Let's consider how - fundamentally - financial markets work. A young person wants to buy a house. A retiree lends that person $250,000 in exchange for a promise to pay a certain rate of interest and return some of the principal monthly for a set number of years. This is a mortgage. There are two sides to the transaction: the debtor and the saver, who is too often forgotten in the rush to bail out debtors. In simple terms, if the debtor doesn't repay some or all of the money owed, the saver loses, dollar for dollar.

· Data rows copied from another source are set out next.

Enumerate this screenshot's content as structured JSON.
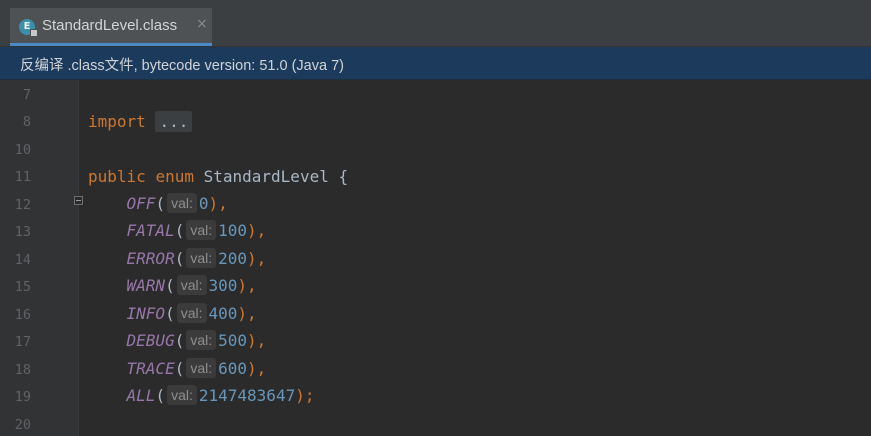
{
  "window": {
    "top_fragment": ""
  },
  "tab": {
    "title": "StandardLevel.class",
    "icon": "enum-class-icon",
    "icon_letter": "E",
    "close_glyph": "×"
  },
  "banner": {
    "text": "反编译 .class文件, bytecode version: 51.0 (Java 7)"
  },
  "gutter": {
    "line_numbers": [
      "7",
      "8",
      "10",
      "11",
      "12",
      "13",
      "14",
      "15",
      "16",
      "17",
      "18",
      "19",
      "20"
    ]
  },
  "code": {
    "import_keyword": "import",
    "import_folded": "...",
    "enum_decl": {
      "mod": "public",
      "kw": "enum",
      "name": "StandardLevel",
      "brace": "{"
    },
    "hint_label": "val:",
    "constants": [
      {
        "name": "OFF",
        "value": "0",
        "end": "),"
      },
      {
        "name": "FATAL",
        "value": "100",
        "end": "),"
      },
      {
        "name": "ERROR",
        "value": "200",
        "end": "),"
      },
      {
        "name": "WARN",
        "value": "300",
        "end": "),"
      },
      {
        "name": "INFO",
        "value": "400",
        "end": "),"
      },
      {
        "name": "DEBUG",
        "value": "500",
        "end": "),"
      },
      {
        "name": "TRACE",
        "value": "600",
        "end": "),"
      },
      {
        "name": "ALL",
        "value": "2147483647",
        "end": ");"
      }
    ]
  },
  "colors": {
    "keyword": "#cc7832",
    "enum_constant": "#9876aa",
    "number": "#6897bb",
    "text": "#a9b7c6",
    "banner_bg": "#1c3b5c",
    "editor_bg": "#2b2b2b"
  }
}
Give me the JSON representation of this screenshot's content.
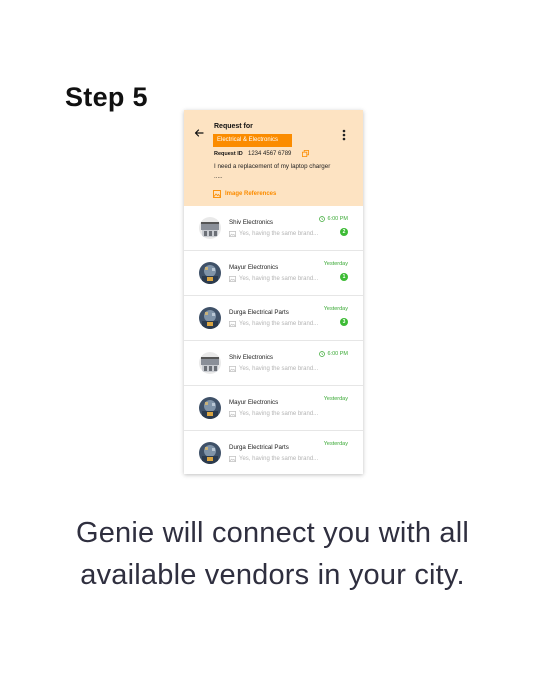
{
  "step_title": "Step 5",
  "request": {
    "title": "Request for",
    "category": "Electrical & Electronics",
    "id_label": "Request ID",
    "id_value": "1234 4567 6789",
    "description": "I need a replacement of my laptop charger .....",
    "image_refs_label": "Image References"
  },
  "vendors": [
    {
      "name": "Shiv Electronics",
      "message": "Yes, having the same brand...",
      "time": "6:00 PM",
      "show_clock": true,
      "unread": "2",
      "avatar": "shop"
    },
    {
      "name": "Mayur Electronics",
      "message": "Yes, having the same brand...",
      "time": "Yesterday",
      "show_clock": false,
      "unread": "1",
      "avatar": "store"
    },
    {
      "name": "Durga Electrical Parts",
      "message": "Yes, having the same brand...",
      "time": "Yesterday",
      "show_clock": false,
      "unread": "3",
      "avatar": "store"
    },
    {
      "name": "Shiv Electronics",
      "message": "Yes, having the same brand...",
      "time": "6:00 PM",
      "show_clock": true,
      "unread": "",
      "avatar": "shop"
    },
    {
      "name": "Mayur Electronics",
      "message": "Yes, having the same brand...",
      "time": "Yesterday",
      "show_clock": false,
      "unread": "",
      "avatar": "store"
    },
    {
      "name": "Durga Electrical Parts",
      "message": "Yes, having the same brand...",
      "time": "Yesterday",
      "show_clock": false,
      "unread": "",
      "avatar": "store"
    }
  ],
  "caption": {
    "line1": "Genie will connect you with all",
    "line2": "available vendors in your city."
  },
  "colors": {
    "header_bg": "#fde3c2",
    "accent": "#fb8c00",
    "time_green": "#3aa935",
    "badge_green": "#3dbb35"
  }
}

Thus, the claim that cutting mortgage rates on existing loans will generate billions of new spending totally ignores the fact that people living off the interest on their savings lose exactly the same amount of spending power. You won't see that mentioned in the policy discussions about what to do about the housing market mess.